• WHAT TO WORK ON
Return all of the data exactly, with nothing left out but the pictures.

(Extracted data entries)

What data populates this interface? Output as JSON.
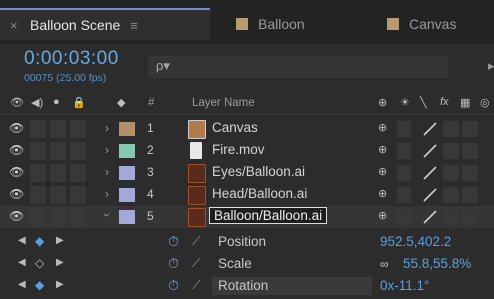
{
  "tabs": [
    {
      "label": "Balloon Scene",
      "active": true,
      "swatch": "#ffffff00"
    },
    {
      "label": "Balloon",
      "active": false,
      "swatch": "#b79b6e"
    },
    {
      "label": "Canvas",
      "active": false,
      "swatch": "#b79b6e"
    }
  ],
  "header": {
    "timecode": "0:00:03:00",
    "frames": "00075 (25.00 fps)",
    "search_icon_text": "ρ▾"
  },
  "columns": {
    "layer_name": "Layer Name",
    "number": "#"
  },
  "layers": [
    {
      "num": "1",
      "name": "Canvas",
      "label_color": "#b08f6b",
      "icon": "image-icon",
      "icon_color": "#b07a4c"
    },
    {
      "num": "2",
      "name": "Fire.mov",
      "label_color": "#87c7b8",
      "icon": "video-file-icon",
      "icon_color": "#e8e8e8"
    },
    {
      "num": "3",
      "name": "Eyes/Balloon.ai",
      "label_color": "#a2a8d8",
      "icon": "illustrator-file-icon",
      "icon_color": "#a0502a"
    },
    {
      "num": "4",
      "name": "Head/Balloon.ai",
      "label_color": "#a2a8d8",
      "icon": "illustrator-file-icon",
      "icon_color": "#a0502a"
    },
    {
      "num": "5",
      "name": "Balloon/Balloon.ai",
      "label_color": "#a2a8d8",
      "icon": "illustrator-file-icon",
      "icon_color": "#a0502a"
    }
  ],
  "properties": [
    {
      "name": "Position",
      "value": "952.5,402.2"
    },
    {
      "name": "Scale",
      "value": "55.8,55.8%"
    },
    {
      "name": "Rotation",
      "value": "0x-11.1°"
    }
  ],
  "colors": {
    "accent": "#66aae6",
    "value_blue": "#5b9fe0"
  }
}
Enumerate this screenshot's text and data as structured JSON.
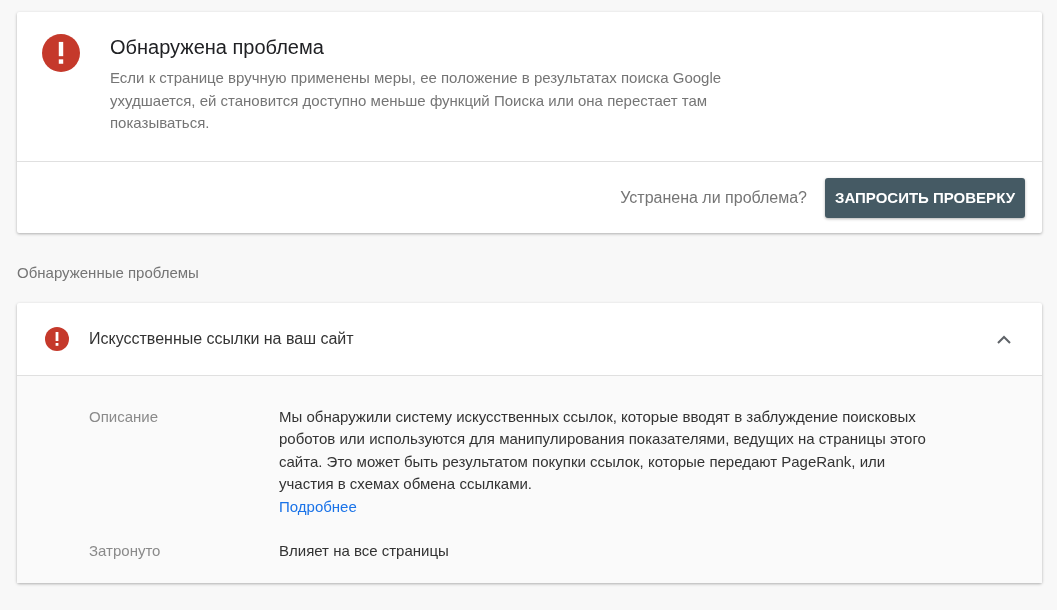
{
  "status_card": {
    "title": "Обнаружена проблема",
    "description": "Если к странице вручную применены меры, ее положение в результатах поиска Google ухудшается, ей становится доступно меньше функций Поиска или она перестает там показываться.",
    "question": "Устранена ли проблема?",
    "button": "ЗАПРОСИТЬ ПРОВЕРКУ"
  },
  "issues_heading": "Обнаруженные проблемы",
  "issues": [
    {
      "title": "Искусственные ссылки на ваш сайт",
      "expanded": true,
      "details": [
        {
          "label": "Описание",
          "text": "Мы обнаружили систему искусственных ссылок, которые вводят в заблуждение поисковых роботов или используются для манипулирования показателями, ведущих на страницы этого сайта. Это может быть результатом покупки ссылок, которые передают PageRank, или участия в схемах обмена ссылками.",
          "link": "Подробнее"
        },
        {
          "label": "Затронуто",
          "text": "Влияет на все страницы"
        }
      ]
    }
  ]
}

• RESPONSE AREA
What data populates this interface? Output as JSON.
{
  "tabs": [
    {
      "label": "Balloon Scene",
      "active": true,
      "swatch": "#ffffff00"
    },
    {
      "label": "Balloon",
      "active": false,
      "swatch": "#b79b6e"
    },
    {
      "label": "Canvas",
      "active": false,
      "swatch": "#b79b6e"
    }
  ],
  "header": {
    "timecode": "0:00:03:00",
    "frames": "00075 (25.00 fps)",
    "search_icon_text": "ρ▾"
  },
  "columns": {
    "layer_name": "Layer Name",
    "number": "#"
  },
  "layers": [
    {
      "num": "1",
      "name": "Canvas",
      "label_color": "#b08f6b",
      "icon": "image-icon",
      "icon_color": "#b07a4c"
    },
    {
      "num": "2",
      "name": "Fire.mov",
      "label_color": "#87c7b8",
      "icon": "video-file-icon",
      "icon_color": "#e8e8e8"
    },
    {
      "num": "3",
      "name": "Eyes/Balloon.ai",
      "label_color": "#a2a8d8",
      "icon": "illustrator-file-icon",
      "icon_color": "#a0502a"
    },
    {
      "num": "4",
      "name": "Head/Balloon.ai",
      "label_color": "#a2a8d8",
      "icon": "illustrator-file-icon",
      "icon_color": "#a0502a"
    },
    {
      "num": "5",
      "name": "Balloon/Balloon.ai",
      "label_color": "#a2a8d8",
      "icon": "illustrator-file-icon",
      "icon_color": "#a0502a"
    }
  ],
  "properties": [
    {
      "name": "Position",
      "value": "952.5,402.2"
    },
    {
      "name": "Scale",
      "value": "55.8,55.8%"
    },
    {
      "name": "Rotation",
      "value": "0x-11.1°"
    }
  ],
  "colors": {
    "accent": "#66aae6",
    "value_blue": "#5b9fe0"
  }
}
Enumerate this screenshot's text and data as structured JSON.
{
  "status_card": {
    "title": "Обнаружена проблема",
    "description": "Если к странице вручную применены меры, ее положение в результатах поиска Google ухудшается, ей становится доступно меньше функций Поиска или она перестает там показываться.",
    "question": "Устранена ли проблема?",
    "button": "ЗАПРОСИТЬ ПРОВЕРКУ"
  },
  "issues_heading": "Обнаруженные проблемы",
  "issues": [
    {
      "title": "Искусственные ссылки на ваш сайт",
      "expanded": true,
      "details": [
        {
          "label": "Описание",
          "text": "Мы обнаружили систему искусственных ссылок, которые вводят в заблуждение поисковых роботов или используются для манипулирования показателями, ведущих на страницы этого сайта. Это может быть результатом покупки ссылок, которые передают PageRank, или участия в схемах обмена ссылками.",
          "link": "Подробнее"
        },
        {
          "label": "Затронуто",
          "text": "Влияет на все страницы"
        }
      ]
    }
  ]
}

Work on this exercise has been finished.